##### The records #####

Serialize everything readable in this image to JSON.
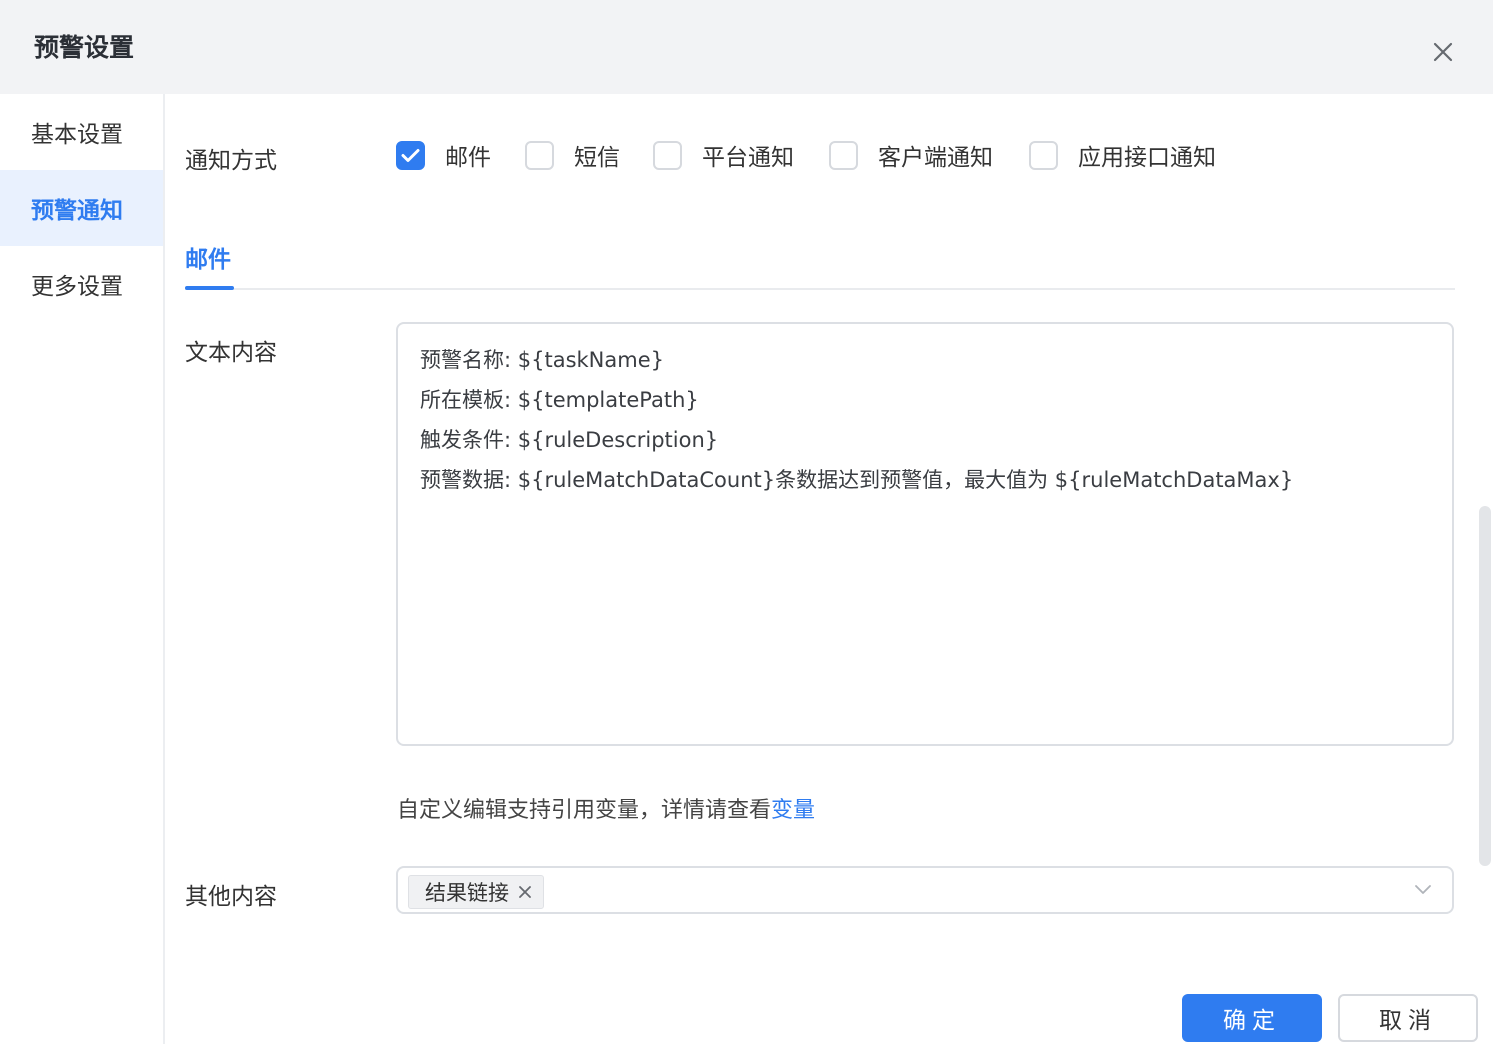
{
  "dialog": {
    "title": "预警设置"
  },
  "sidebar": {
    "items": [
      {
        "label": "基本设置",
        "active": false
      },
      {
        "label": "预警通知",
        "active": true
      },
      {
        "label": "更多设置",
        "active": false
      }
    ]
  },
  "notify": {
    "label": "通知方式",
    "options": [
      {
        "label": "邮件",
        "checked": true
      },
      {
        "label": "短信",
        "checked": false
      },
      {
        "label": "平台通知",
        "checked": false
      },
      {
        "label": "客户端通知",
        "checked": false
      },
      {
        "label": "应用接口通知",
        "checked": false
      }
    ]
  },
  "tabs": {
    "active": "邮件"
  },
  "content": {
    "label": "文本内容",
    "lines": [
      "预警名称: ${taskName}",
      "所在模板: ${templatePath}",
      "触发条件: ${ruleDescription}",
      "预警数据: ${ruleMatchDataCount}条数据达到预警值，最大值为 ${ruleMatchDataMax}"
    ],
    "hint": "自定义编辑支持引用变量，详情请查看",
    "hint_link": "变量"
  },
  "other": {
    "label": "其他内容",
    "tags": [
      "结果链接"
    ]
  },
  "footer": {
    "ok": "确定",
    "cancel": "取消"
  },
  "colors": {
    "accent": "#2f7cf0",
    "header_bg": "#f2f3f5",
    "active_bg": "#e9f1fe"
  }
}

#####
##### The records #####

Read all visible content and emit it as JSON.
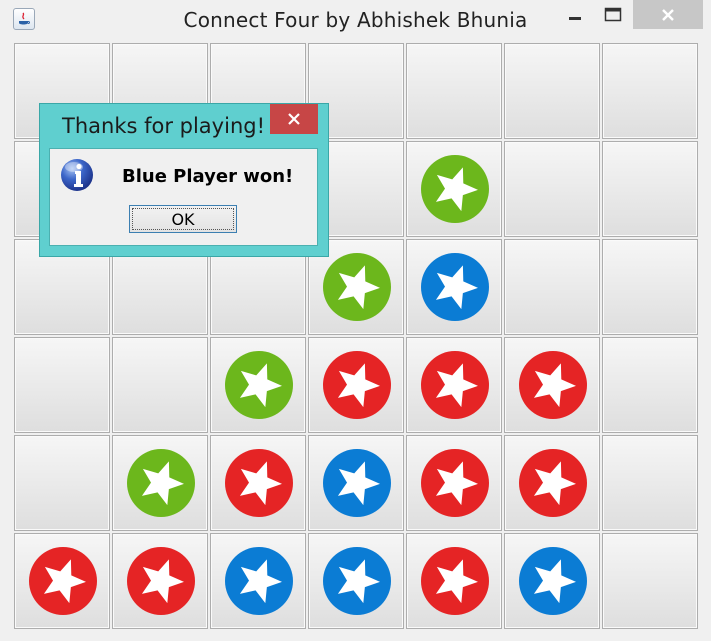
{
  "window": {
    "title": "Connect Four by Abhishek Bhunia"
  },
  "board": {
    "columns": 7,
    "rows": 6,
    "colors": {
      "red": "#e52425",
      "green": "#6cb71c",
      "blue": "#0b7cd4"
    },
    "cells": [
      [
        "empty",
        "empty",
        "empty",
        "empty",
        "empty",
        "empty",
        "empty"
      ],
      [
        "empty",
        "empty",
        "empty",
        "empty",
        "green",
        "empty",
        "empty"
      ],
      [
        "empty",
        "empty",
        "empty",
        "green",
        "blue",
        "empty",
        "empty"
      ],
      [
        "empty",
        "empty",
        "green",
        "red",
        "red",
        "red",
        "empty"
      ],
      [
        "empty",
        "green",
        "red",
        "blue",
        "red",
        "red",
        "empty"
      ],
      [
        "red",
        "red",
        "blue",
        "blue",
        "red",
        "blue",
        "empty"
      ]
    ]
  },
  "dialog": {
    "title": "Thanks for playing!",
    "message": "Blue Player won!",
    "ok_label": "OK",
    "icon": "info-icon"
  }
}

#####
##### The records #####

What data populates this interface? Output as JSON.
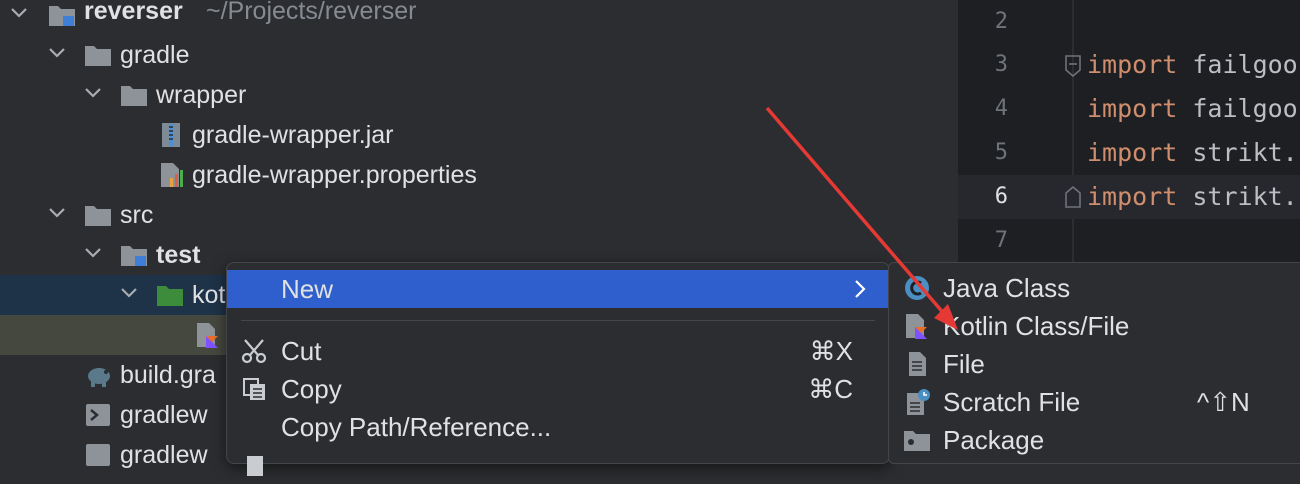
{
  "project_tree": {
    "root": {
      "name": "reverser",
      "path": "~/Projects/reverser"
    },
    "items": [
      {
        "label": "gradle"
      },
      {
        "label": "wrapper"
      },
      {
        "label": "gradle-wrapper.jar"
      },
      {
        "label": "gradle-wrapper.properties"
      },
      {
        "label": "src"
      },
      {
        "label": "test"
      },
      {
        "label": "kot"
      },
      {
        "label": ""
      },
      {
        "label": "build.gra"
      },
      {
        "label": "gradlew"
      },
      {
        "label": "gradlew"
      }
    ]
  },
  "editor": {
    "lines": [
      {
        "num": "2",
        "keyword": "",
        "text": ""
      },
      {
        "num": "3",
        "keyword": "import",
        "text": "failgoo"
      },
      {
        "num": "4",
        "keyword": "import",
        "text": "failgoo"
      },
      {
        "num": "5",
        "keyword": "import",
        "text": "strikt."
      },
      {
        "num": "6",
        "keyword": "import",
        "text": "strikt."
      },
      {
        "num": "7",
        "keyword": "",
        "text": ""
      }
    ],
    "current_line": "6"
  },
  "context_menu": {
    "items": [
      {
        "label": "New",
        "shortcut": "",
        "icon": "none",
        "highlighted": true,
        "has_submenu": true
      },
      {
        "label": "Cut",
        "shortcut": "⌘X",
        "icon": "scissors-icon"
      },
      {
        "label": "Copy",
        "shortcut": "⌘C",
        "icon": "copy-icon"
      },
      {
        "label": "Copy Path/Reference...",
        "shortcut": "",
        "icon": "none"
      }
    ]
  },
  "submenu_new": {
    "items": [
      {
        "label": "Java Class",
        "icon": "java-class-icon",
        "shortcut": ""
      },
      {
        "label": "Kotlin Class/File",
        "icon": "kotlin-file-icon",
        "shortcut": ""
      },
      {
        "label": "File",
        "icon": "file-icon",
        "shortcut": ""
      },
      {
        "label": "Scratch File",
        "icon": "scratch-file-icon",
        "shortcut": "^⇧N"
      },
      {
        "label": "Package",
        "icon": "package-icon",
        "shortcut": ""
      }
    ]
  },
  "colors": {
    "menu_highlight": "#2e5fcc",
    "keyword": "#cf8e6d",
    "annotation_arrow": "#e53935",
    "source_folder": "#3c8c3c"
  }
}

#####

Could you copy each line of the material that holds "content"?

(Output):
  "content": {
Read all visible content and emit it as JSON.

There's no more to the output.